GREENE: Mr. President, 108 questions, to be exact. And any student who wants help paying for college has to fill it out. In the first of two stories, Cory Turner from the NPR Ed team explains why the FAFSA is so long and why shortening it is a tall order.
CORY TURNER, BYLINE: Let's start with an origin story. Superman came from Krypton, moments before it exploded. The FAFSA came from 1992, as the college financial aid process was blowing up.
RACHEL FISHMAN: Every institution was sort of doing their own application for financial aid. And that was sort of a mess for students.
TURNER: Rachel Fishman studies ed policy at the New America Foundation. Before the FAFSA, she says, students applying to five different schools might have had to fill out five different aid forms. So Congress stepped in and said if states' colleges and universities would consider dropping their forms for the aid that they give out, the feds would write one good one they could all use - one form to rule them all. Dan Madzelan worked in the Ed Department then.

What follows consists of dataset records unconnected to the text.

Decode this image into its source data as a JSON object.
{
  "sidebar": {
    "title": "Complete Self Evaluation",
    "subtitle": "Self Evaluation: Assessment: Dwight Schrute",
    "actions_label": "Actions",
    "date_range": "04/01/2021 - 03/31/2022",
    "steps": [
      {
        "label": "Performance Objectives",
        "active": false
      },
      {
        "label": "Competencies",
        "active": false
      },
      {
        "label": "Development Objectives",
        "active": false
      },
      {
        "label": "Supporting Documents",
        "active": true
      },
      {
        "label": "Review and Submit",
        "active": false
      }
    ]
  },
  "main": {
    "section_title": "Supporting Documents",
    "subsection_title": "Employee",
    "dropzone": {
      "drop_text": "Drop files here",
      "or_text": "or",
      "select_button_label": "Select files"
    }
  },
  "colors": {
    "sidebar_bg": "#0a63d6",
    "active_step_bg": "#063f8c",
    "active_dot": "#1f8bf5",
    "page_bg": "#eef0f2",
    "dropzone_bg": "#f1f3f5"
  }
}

DAN MADZELAN: They also said that the FAFSA could include data elements that the feds didn't need.
TURNER: Madzelan says it doesn't take 108 questions to decide whether a student should get a Pell grant. But lots of states and schools pushed for more detail, just to make sure they were giving money to kids who needed it. Justin Draeger runs the National Association of Student Financial Aid Administrators.

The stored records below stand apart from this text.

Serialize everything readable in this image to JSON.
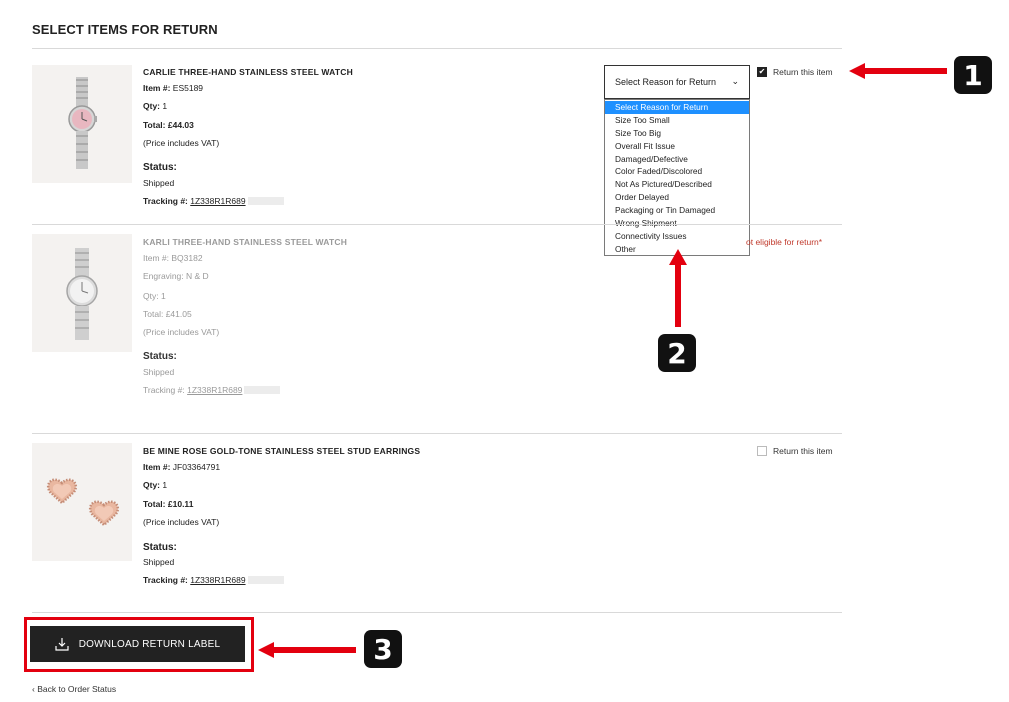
{
  "page": {
    "title": "SELECT ITEMS FOR RETURN"
  },
  "items": [
    {
      "name": "CARLIE THREE-HAND STAINLESS STEEL WATCH",
      "item_label": "Item #:",
      "item_number": "ES5189",
      "qty_label": "Qty:",
      "qty": "1",
      "total_label": "Total:",
      "total": "£44.03",
      "vat_note": "(Price includes VAT)",
      "status_label": "Status:",
      "status": "Shipped",
      "tracking_label": "Tracking #:",
      "tracking": "1Z338R1R689",
      "return_label": "Return this item",
      "return_checked": true,
      "image_icon": "watch-pink-dial"
    },
    {
      "name": "KARLI THREE-HAND STAINLESS STEEL WATCH",
      "item_label": "Item #:",
      "item_number": "BQ3182",
      "engraving_label": "Engraving:",
      "engraving": "N & D",
      "qty_label": "Qty:",
      "qty": "1",
      "total_label": "Total:",
      "total": "£41.05",
      "vat_note": "(Price includes VAT)",
      "status_label": "Status:",
      "status": "Shipped",
      "tracking_label": "Tracking #:",
      "tracking": "1Z338R1R689",
      "not_eligible": "ot eligible for return*",
      "image_icon": "watch-silver-dial"
    },
    {
      "name": "BE MINE ROSE GOLD-TONE STAINLESS STEEL STUD EARRINGS",
      "item_label": "Item #:",
      "item_number": "JF03364791",
      "qty_label": "Qty:",
      "qty": "1",
      "total_label": "Total:",
      "total": "£10.11",
      "vat_note": "(Price includes VAT)",
      "status_label": "Status:",
      "status": "Shipped",
      "tracking_label": "Tracking #:",
      "tracking": "1Z338R1R689",
      "return_label": "Return this item",
      "return_checked": false,
      "image_icon": "heart-earrings"
    }
  ],
  "reason_select": {
    "selected": "Select Reason for Return",
    "options": [
      "Select Reason for Return",
      "Size Too Small",
      "Size Too Big",
      "Overall Fit Issue",
      "Damaged/Defective",
      "Color Faded/Discolored",
      "Not As Pictured/Described",
      "Order Delayed",
      "Packaging or Tin Damaged",
      "Wrong Shipment",
      "Connectivity Issues",
      "Other"
    ]
  },
  "actions": {
    "download_label": "DOWNLOAD RETURN LABEL",
    "back_label": "Back to Order Status"
  },
  "annotations": {
    "badges": [
      "1",
      "2",
      "3"
    ],
    "color": "#e3000f"
  },
  "colors": {
    "primary_button": "#222222",
    "highlight": "#1e90ff",
    "error": "#c0392b"
  }
}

JUSTIN DRAEGER: The more questions we ask, the more equitably we're going to be able to distribute limited financial aid.
TURNER: The deal Congress struck worked - sort of. Most schools don't require an extra aid form, but in fixing one problem, the FAFSA created another. One recent study found that some 2 million students who would qualify for financial aid simply don't fill out the form. For many, that's because it seems so hard.

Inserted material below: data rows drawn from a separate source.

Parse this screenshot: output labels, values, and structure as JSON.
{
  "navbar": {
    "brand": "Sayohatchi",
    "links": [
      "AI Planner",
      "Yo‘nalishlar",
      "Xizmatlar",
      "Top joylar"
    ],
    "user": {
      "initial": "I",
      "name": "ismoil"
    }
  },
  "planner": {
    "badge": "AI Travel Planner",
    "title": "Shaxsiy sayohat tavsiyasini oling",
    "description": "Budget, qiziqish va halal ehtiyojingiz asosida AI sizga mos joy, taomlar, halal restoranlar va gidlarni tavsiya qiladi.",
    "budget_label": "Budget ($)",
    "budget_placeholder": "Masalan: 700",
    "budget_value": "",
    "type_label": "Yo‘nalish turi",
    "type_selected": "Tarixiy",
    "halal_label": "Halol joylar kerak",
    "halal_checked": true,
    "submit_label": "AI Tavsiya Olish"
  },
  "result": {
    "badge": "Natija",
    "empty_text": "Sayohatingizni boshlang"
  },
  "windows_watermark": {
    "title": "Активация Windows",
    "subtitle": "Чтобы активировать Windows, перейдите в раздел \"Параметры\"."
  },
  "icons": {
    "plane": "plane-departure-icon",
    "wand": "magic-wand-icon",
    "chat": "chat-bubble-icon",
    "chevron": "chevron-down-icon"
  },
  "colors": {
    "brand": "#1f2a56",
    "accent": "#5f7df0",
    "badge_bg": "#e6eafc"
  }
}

MARGARET FELDMAN: But if you do put that you're independent, then the schools are going to require a copy of that court documentation that says you're independent.
SALAY KAMARA: So I can't start all over again? I can't start all over and, like, go back...
FELDMAN: No, but we can go back and update it. You can always make changes.
TURNER: That's Margaret Feldman talking with 18-year-old Salay Kamara. Feldman works for the Virginia College Advising Corps in a small office at TC Williams High School in Alexandria, Va. Kamara and her friend, Arnolda Butcher, have dropped in for help filling out the FAFSA. Butcher lives with an older sister. Kamara lives with her grandparents. And both are having trouble with the form. Here's Kamara.
KAMARA: You need, like, a lot of your parents' information. And sometimes, like, some of us can't get that.
TURNER: Butcher works on her FAFSA with Feldman, and she makes it just a few questions in before she's stumped. When did her parents get divorced?
ARNOLDA BUTCHER: I'm going to have to call.
FELDMAN: Yeah, lots of people don't know that. OK, you want to use my phone or your phone?
TURNER: Butcher calls her father. But answering the rest of the FAFSA's questions gets so complicated she hands the phone to Feldman.
FELDMAN: Right, so this form that she's filling out is a federal financial aid form for her to get money to help pay for college.
TURNER: Butcher finishes in under 40 minutes. But it's not clear she would have gotten there without Feldman's help. This is why President Obama and lots of other politicians are talking about shrinking the form. But it's not that simple. Make it too long, and many students won't fill it out. But make it too short, and many places could go back to requiring their own forms. One possible fix would depend on a crafty way of shortening the FAFSA without actually shortening it - a magic trick courtesy of the IRS. I'll explain that later today on All Things Considered. Cory Turner, NPR News, Washington. Transcript provided by NPR, Copyright NPR.